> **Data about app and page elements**
┄┄┄┄┄┄┄┄┄┄┄┄┄┄┄┄┄┄┄┄

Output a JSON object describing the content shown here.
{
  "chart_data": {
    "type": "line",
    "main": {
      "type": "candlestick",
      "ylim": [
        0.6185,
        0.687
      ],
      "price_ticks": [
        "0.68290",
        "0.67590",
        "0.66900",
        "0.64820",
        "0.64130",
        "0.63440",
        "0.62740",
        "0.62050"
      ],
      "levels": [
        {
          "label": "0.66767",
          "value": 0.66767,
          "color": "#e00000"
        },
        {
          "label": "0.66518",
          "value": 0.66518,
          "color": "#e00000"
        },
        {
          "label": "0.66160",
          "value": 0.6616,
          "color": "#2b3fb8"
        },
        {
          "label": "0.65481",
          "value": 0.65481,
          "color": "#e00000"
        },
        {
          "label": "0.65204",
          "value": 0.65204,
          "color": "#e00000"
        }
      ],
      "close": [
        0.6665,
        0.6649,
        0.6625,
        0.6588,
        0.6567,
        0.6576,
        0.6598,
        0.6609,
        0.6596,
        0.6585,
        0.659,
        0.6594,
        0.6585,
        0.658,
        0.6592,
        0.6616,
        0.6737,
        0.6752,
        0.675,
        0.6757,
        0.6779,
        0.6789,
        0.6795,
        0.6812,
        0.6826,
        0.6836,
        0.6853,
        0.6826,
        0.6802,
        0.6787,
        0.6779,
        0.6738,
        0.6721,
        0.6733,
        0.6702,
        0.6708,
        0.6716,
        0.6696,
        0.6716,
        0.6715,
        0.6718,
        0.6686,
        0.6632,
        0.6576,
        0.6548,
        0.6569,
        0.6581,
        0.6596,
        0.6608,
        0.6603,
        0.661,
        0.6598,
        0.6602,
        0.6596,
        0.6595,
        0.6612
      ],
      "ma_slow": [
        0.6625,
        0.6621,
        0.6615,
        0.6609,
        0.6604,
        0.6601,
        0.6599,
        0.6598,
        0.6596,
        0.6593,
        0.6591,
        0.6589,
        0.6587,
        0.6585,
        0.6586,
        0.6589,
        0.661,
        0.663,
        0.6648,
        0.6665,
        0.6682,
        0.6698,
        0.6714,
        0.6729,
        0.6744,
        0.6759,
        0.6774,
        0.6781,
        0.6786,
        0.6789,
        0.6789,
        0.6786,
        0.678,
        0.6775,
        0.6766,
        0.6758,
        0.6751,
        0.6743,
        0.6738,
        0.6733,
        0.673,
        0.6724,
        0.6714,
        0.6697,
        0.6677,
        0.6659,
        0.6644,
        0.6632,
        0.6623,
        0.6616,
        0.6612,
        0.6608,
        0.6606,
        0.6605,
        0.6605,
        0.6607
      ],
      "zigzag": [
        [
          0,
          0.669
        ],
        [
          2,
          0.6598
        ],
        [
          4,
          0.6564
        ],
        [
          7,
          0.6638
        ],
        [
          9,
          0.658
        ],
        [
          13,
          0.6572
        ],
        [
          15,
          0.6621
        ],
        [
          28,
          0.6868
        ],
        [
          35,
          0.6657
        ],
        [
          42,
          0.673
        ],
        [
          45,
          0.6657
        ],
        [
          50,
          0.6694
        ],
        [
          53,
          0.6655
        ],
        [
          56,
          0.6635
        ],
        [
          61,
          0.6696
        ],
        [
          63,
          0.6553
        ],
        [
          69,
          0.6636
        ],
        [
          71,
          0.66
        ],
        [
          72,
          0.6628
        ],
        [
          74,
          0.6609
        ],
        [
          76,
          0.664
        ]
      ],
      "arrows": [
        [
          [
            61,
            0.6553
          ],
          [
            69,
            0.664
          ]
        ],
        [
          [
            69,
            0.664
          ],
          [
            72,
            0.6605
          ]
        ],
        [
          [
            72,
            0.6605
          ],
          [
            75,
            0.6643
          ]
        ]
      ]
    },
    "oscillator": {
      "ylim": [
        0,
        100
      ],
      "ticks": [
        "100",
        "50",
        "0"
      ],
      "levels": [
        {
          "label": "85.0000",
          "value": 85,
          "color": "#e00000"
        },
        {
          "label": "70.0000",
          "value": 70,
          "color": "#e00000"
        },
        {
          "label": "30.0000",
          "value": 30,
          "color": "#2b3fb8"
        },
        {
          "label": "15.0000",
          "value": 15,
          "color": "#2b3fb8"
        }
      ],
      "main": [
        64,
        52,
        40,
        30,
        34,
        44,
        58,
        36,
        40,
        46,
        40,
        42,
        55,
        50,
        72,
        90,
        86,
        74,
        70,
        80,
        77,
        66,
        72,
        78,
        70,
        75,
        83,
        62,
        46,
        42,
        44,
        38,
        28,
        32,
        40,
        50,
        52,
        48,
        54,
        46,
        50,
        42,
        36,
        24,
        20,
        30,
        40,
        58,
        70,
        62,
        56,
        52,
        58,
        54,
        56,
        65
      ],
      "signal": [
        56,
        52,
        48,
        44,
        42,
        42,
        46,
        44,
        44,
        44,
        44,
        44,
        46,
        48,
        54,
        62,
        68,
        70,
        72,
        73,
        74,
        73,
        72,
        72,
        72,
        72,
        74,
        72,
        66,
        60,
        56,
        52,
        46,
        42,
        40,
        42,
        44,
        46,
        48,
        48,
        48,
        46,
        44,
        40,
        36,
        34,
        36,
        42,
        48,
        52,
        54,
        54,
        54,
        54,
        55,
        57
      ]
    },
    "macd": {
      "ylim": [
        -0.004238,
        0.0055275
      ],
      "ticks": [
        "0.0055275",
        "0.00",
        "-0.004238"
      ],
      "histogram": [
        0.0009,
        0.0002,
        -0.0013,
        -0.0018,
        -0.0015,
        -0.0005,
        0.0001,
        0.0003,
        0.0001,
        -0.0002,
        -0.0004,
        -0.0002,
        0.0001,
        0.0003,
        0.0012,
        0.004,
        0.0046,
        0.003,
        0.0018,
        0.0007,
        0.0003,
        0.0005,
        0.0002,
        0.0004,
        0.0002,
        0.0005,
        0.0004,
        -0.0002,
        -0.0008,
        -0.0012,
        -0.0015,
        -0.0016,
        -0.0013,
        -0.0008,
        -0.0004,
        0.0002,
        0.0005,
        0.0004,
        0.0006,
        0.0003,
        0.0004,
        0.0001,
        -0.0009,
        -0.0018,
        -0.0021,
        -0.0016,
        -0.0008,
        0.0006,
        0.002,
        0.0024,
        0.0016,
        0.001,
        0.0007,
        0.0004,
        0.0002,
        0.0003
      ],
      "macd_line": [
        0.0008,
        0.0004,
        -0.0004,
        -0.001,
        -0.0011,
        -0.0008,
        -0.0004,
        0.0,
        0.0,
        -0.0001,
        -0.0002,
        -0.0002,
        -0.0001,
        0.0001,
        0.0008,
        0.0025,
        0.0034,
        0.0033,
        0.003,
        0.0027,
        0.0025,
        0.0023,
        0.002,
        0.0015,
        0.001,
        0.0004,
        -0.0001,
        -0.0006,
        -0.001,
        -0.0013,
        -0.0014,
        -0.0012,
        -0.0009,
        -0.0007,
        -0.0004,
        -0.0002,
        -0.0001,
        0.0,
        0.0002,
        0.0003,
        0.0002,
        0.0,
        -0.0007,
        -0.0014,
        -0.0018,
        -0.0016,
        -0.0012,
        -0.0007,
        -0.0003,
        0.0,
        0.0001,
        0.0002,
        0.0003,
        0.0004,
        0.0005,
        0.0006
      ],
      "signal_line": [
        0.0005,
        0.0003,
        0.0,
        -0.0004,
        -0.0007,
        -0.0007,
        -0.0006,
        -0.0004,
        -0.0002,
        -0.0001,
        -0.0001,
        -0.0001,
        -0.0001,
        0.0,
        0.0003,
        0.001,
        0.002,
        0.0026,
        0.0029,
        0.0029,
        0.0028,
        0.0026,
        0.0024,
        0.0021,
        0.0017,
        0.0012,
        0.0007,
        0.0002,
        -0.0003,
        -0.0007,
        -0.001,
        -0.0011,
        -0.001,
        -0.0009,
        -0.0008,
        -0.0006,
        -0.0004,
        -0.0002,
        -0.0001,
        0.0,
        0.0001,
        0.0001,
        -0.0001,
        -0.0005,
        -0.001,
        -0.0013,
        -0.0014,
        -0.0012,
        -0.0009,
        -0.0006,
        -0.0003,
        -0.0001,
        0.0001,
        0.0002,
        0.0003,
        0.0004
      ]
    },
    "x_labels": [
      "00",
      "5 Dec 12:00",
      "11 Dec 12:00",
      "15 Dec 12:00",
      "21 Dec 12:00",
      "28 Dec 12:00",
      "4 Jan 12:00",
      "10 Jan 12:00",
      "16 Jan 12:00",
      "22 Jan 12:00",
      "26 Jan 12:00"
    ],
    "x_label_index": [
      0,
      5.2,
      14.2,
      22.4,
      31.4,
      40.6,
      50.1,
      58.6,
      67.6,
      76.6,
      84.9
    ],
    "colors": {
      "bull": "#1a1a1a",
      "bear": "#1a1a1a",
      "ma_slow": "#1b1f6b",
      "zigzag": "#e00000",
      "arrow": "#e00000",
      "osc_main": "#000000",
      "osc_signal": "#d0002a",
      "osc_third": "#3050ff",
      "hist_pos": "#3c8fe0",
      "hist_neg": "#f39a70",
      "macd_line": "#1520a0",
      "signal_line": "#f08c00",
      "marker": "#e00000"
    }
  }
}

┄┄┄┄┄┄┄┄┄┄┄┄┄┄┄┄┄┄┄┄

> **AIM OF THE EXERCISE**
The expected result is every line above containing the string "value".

> **REPLY TO THE EXERCISE**
          "value": 0.66767,
          "value": 0.66518,
          "value": 0.6616,
          "value": 0.65481,
          "value": 0.65204,
          "value": 85,
          "value": 70,
          "value": 30,
          "value": 15,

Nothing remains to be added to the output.